Submitted to: American Journal of Clinical Nutrition
Publication Type: Peer Reviewed Journal
Publication Acceptance Date: 11/16/2000
Publication Date: N/A
Citation: N/A Interpretive Summary:

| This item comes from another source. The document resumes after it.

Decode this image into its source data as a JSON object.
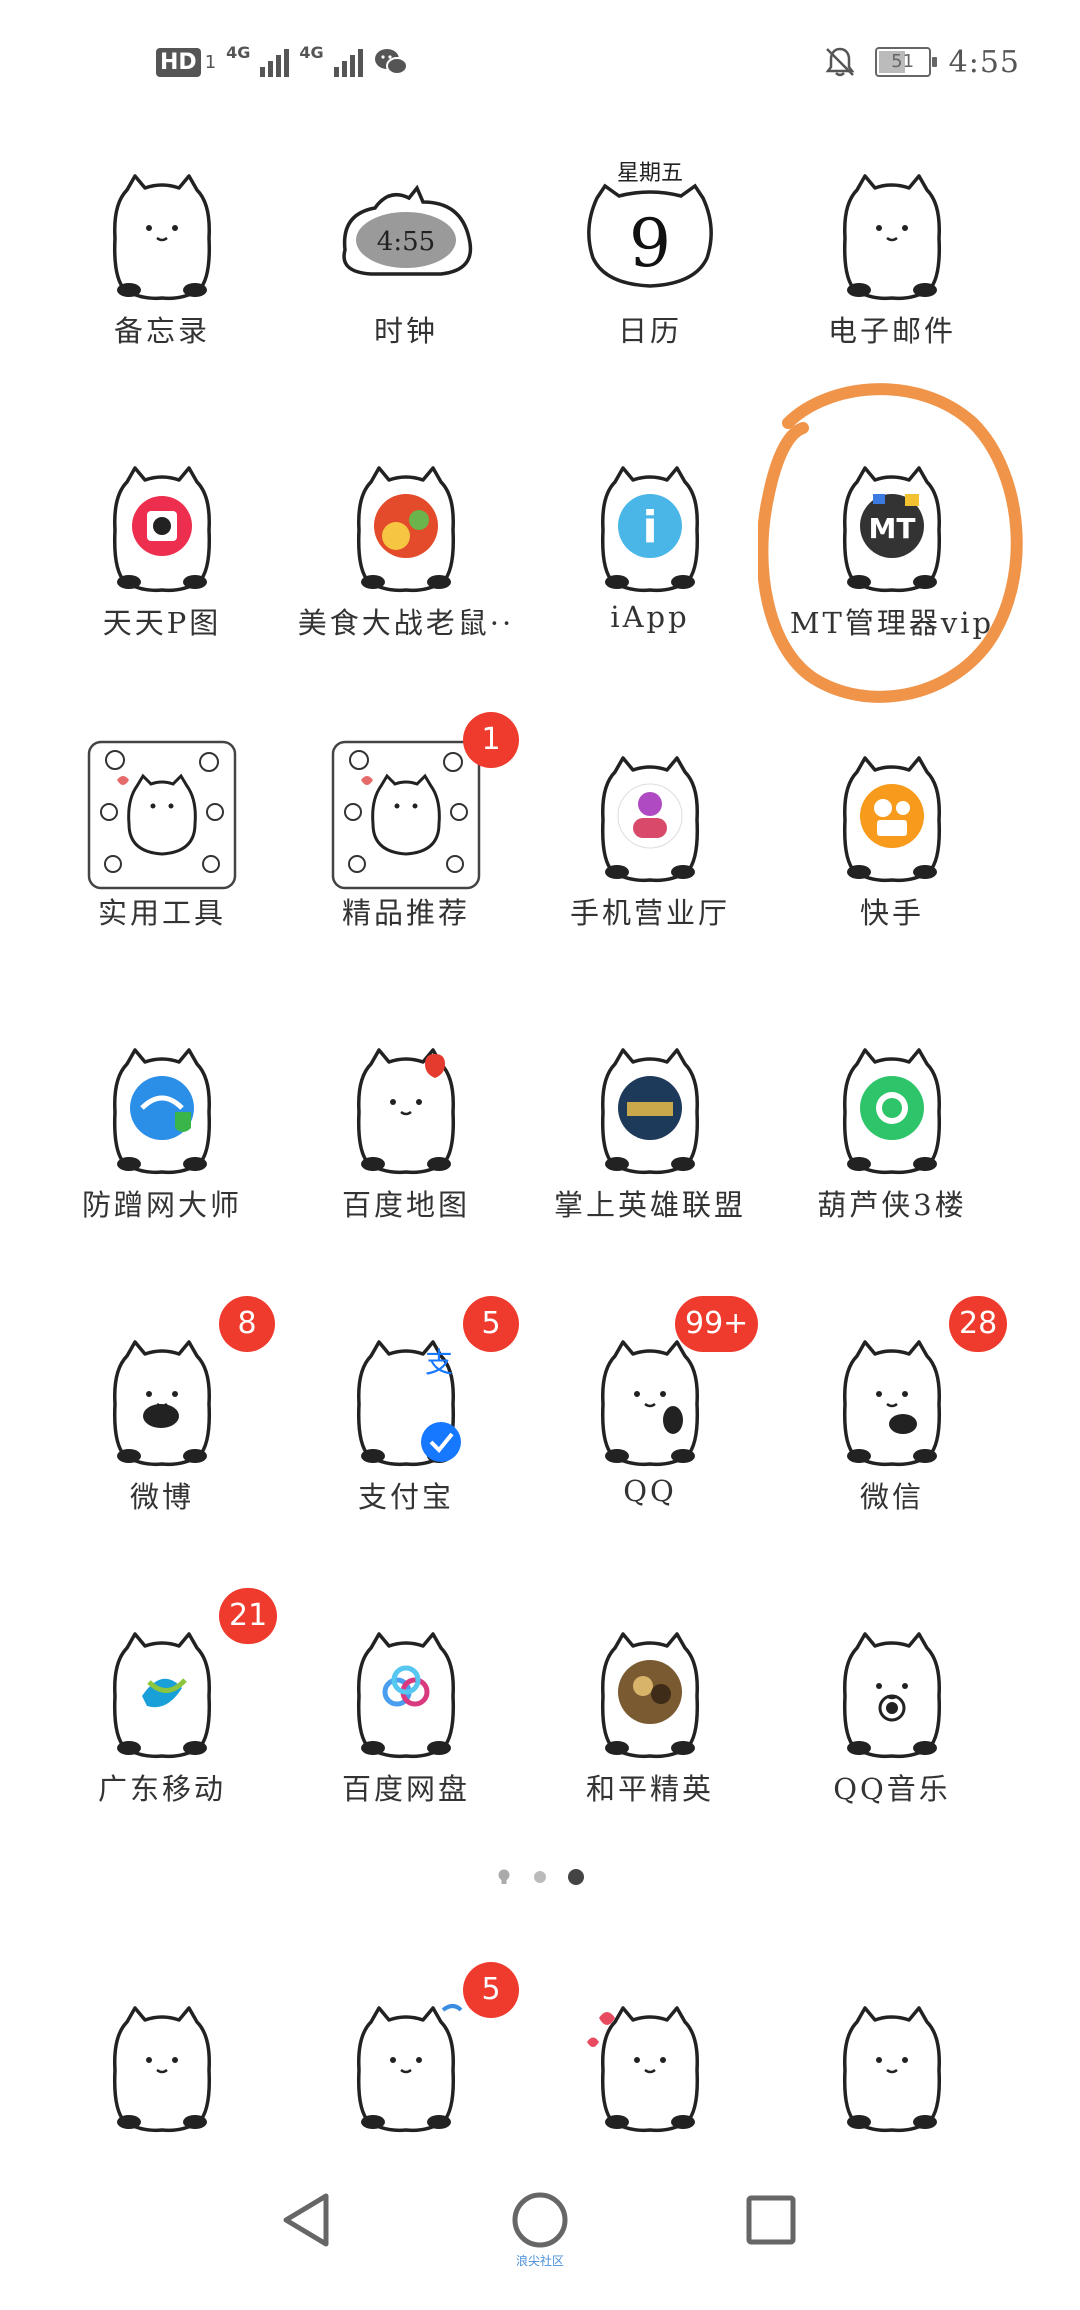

Technical Abstract: Zinc homeostasis and normal plasma zinc concentrations are maintained over a wide range of intakes. To identify the homeostatic response to severe zinc depletion using a compartmental model. Stable isotopic tracers of zinc were administered to five men at baseline (12.2 mg dietary Zn mg/d) and after five weeks of acute depletion (0.23 mg/d). A compartmental model of zinc metabolism was developed using the tracer and plasma, urinary, and fecal mass data collected over a 6-d period. Plasma zinc concentration fell an average of 65% after five weeks of depletion. The model predicted that fractional zinc absorption (FZA) increased from 26% to essentially 100%. The rate constants for zinc excretion into the urine and the gastrointestinal tract decreased 96 and 74%, respectively. The rate constants describing the distribution kinetics of plasma zinc did not change significantly. When zinc depletion was simulated using our average mass model of zinc metabolism at baseline, the only parameter change that accounted for the observed fall in plasma zinc concentration was a 60% reduction in the rate constant for zinc release from the most slowly turning over zinc pool. The large changes in zinc intake, excretion, and absorption, even when taken together, only explained modest reductions in plasma zinc mass. Kinetic analysis with a compartmental model suggest that the profound fall in plasma zinc concentration after five weeks of severe depletion is mainly due to a comparable decrease in the rate of zinc release from the most slowly turning over body zinc pool.